In another measure of the growing competition newspapers face from the Internet for advertisers - and therefore for the readers who consume advertising - AdAge magazine reports that the money movie studios spent on Internet ads "skyrocketed 71.2% in the first half" of this year.

"Some studios have doubled their online media budgets … they are moving money from print into online," says an executive with Yahoo! Entertainment, which AdAge says "claims to command 50% of all Internet movie-ad dollars."

A considerable amount of money is at stake. Reports AdAge: "About 10% to 25% of the average $25 million marketing budget for a wide-release movie is earmarked for newspaper ads."

As distasteful as it may be for most journalists to admit, money matters. Midsize and larger papers spend about 10 percent of revenue on news. (Poynter Institute: "The 2000 Inland survey shows papers above 179,500 circulation spending an average of roughly 9.5 percent of revenues for news editorial. For papers of smaller circulation (50,000 to 179,500) the average appears closer to 11.5 percent.") Put another way, every $1 million in movie ads the Internet siphons from newspapers represents $100,000 that would be spent on journalism - about the salary of two experienced reporters.
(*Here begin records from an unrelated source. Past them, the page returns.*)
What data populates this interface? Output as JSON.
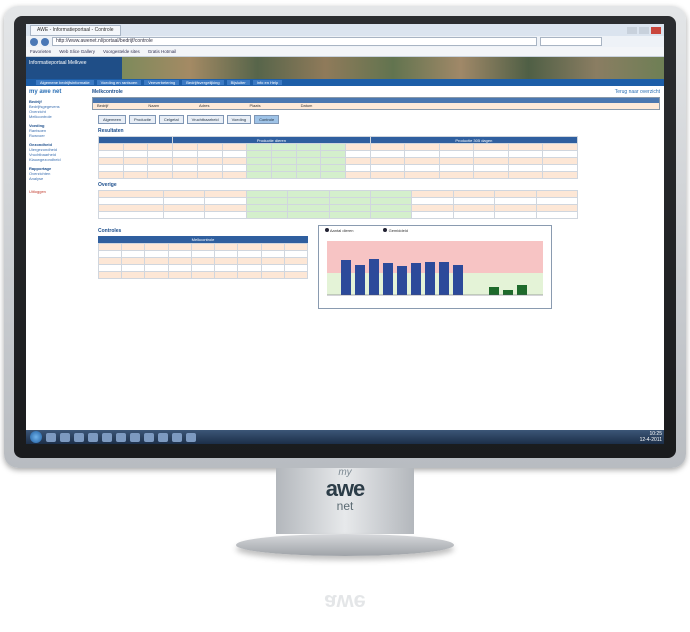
{
  "browser": {
    "tab_title": "AWE - Informatieportaal - Controle",
    "url": "http://www.awenet.nl/portaal/bedrijf/controle",
    "favorites": [
      "Favorieten",
      "Web Slice Gallery",
      "Voorgestelde sites",
      "Gratis Hotmail"
    ]
  },
  "portal": {
    "brand": "Informatieportaal Melkvee",
    "nav": [
      "Algemene bedrijfsinformatie",
      "Voeding en rantsoen",
      "Veeverbetering",
      "Bedrijfsvergelijking",
      "Bijsluiter",
      "Info en Help"
    ]
  },
  "leftnav": {
    "sections": [
      {
        "title": "Bedrijf",
        "items": [
          "Bedrijfsgegevens",
          "Overzicht",
          "Melkcontrole"
        ]
      },
      {
        "title": "Voeding",
        "items": [
          "Rantsoen",
          "Ruwvoer"
        ]
      },
      {
        "title": "Gezondheid",
        "items": [
          "Uiergezondheid",
          "Vruchtbaarheid",
          "Klauwgezondheid"
        ]
      },
      {
        "title": "Rapportage",
        "items": [
          "Overzichten",
          "Analyse"
        ]
      }
    ],
    "logout": "Uitloggen"
  },
  "main": {
    "heading": "Melkcontrole",
    "link_right": "Terug naar overzicht",
    "info_cols": [
      "Bedrijf",
      "Naam",
      "Adres",
      "Plaats",
      "Datum"
    ],
    "tabs": [
      "Algemeen",
      "Productie",
      "Celgetal",
      "Vruchtbaarheid",
      "Voeding",
      "Controle"
    ],
    "active_tab": "Controle",
    "section1_title": "Resultaten",
    "grid_header_left": "Productie dieren",
    "grid_header_right": "Productie 305 dagen",
    "section2_title": "Overige",
    "ctrl_title": "Controles",
    "ctrl_subtitle": "Melkcontrole",
    "chart_legend": [
      "Aantal dieren",
      "Gemiddeld"
    ]
  },
  "taskbar": {
    "time": "10:25",
    "date": "12-4-2011"
  },
  "monitor_logo": {
    "line1": "my",
    "line2": "awe",
    "line3": "net"
  }
}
Many of the difficulties newspapers have in reaching and retaining audience (the subscriber churn rate averages more than 100 percent) have to do with the antiquated, almost rote forms of journalism practiced in all but the best papers, but the blame lies not only in the newsroom.

Newspaper business managers have betrayed the journalists. It is their job to bring in the money that underwrites editorial and their recent performance has been woeful.

The Internet is a disruptive technology [ Read: Newspapers Disrupted ] that is eroding the revenue and readership base of newspapers. Survival depends on adaptation and innovation. Newspapers can look for ways to partner with the new technology (Tribune Media Services is working with movie ticket-seller Fandango) or disrupt themselves (via their own online operations), which, thus far at least, most companies haven't been very good at. [ Read: A Digital Edge report on how newspapers are missing the sweet spot of online advertising.]

Journalists (unfortunately) may not understand that newspapers are in a battle for their lives, but those whose success depends on the bottom line and not the byline see things differently.

Says Dave Murphy, president of Tribune Co.'s Media Net, to AdAge: "It's a customer-by-customer battle today. Advertisers are doing their best to evaluate the return on investment of all media. And we're up to our neck in it. ... Welcome to the media world."

Newspaper editors, reporters and photographers only need to replace the words "customer" and "advertiser" in Murphy's quote with "reader" to define their own situation.

 AdAge More Movie Advertising Moves from Newspapers to Internet

Posted by Tim Porter at September 2, 2003 09:45 AM